* [Exercise objective] Restate the data word for word. Leave the pictures out.

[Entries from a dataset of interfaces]
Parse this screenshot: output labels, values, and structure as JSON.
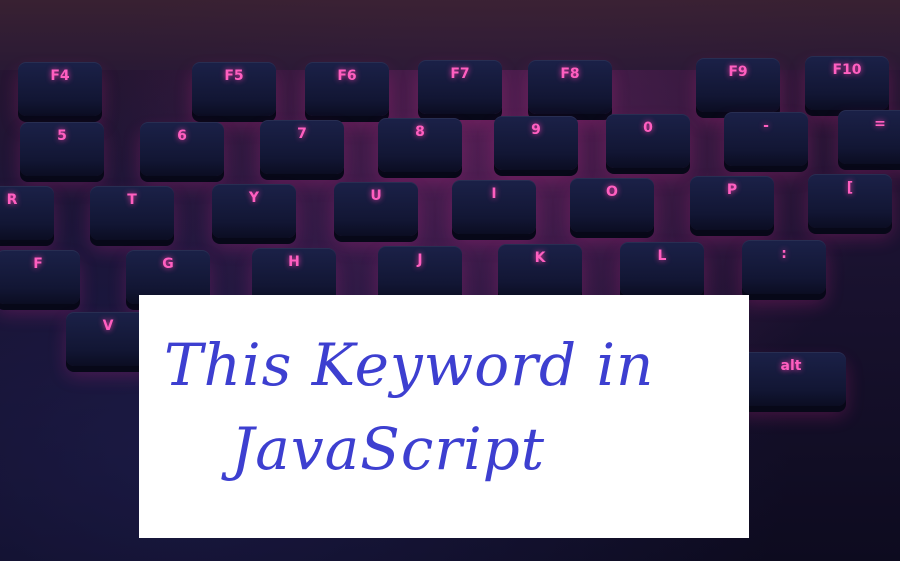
{
  "title": {
    "line1": "This Keyword in",
    "line2": "JavaScript"
  },
  "keyboard": {
    "keys": [
      {
        "label": "F4"
      },
      {
        "label": "F5"
      },
      {
        "label": "F6"
      },
      {
        "label": "F7"
      },
      {
        "label": "F8"
      },
      {
        "label": "F9"
      },
      {
        "label": "F10"
      },
      {
        "label": "5"
      },
      {
        "label": "6"
      },
      {
        "label": "7"
      },
      {
        "label": "8"
      },
      {
        "label": "9"
      },
      {
        "label": "0"
      },
      {
        "label": "-"
      },
      {
        "label": "="
      },
      {
        "label": "R"
      },
      {
        "label": "T"
      },
      {
        "label": "Y"
      },
      {
        "label": "U"
      },
      {
        "label": "I"
      },
      {
        "label": "O"
      },
      {
        "label": "P"
      },
      {
        "label": "["
      },
      {
        "label": "F"
      },
      {
        "label": "G"
      },
      {
        "label": "H"
      },
      {
        "label": "J"
      },
      {
        "label": "K"
      },
      {
        "label": "L"
      },
      {
        "label": ":"
      },
      {
        "label": "V"
      },
      {
        "label": "alt"
      }
    ]
  },
  "colors": {
    "title_text": "#3d3fd0",
    "key_glow": "#ff5fc0",
    "card_bg": "#ffffff"
  }
}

* [Solution]
Parse this screenshot: output labels, values, and structure as JSON.
{
  "title": {
    "line1": "This Keyword in",
    "line2": "JavaScript"
  },
  "keyboard": {
    "keys": [
      {
        "label": "F4"
      },
      {
        "label": "F5"
      },
      {
        "label": "F6"
      },
      {
        "label": "F7"
      },
      {
        "label": "F8"
      },
      {
        "label": "F9"
      },
      {
        "label": "F10"
      },
      {
        "label": "5"
      },
      {
        "label": "6"
      },
      {
        "label": "7"
      },
      {
        "label": "8"
      },
      {
        "label": "9"
      },
      {
        "label": "0"
      },
      {
        "label": "-"
      },
      {
        "label": "="
      },
      {
        "label": "R"
      },
      {
        "label": "T"
      },
      {
        "label": "Y"
      },
      {
        "label": "U"
      },
      {
        "label": "I"
      },
      {
        "label": "O"
      },
      {
        "label": "P"
      },
      {
        "label": "["
      },
      {
        "label": "F"
      },
      {
        "label": "G"
      },
      {
        "label": "H"
      },
      {
        "label": "J"
      },
      {
        "label": "K"
      },
      {
        "label": "L"
      },
      {
        "label": ":"
      },
      {
        "label": "V"
      },
      {
        "label": "alt"
      }
    ]
  },
  "colors": {
    "title_text": "#3d3fd0",
    "key_glow": "#ff5fc0",
    "card_bg": "#ffffff"
  }
}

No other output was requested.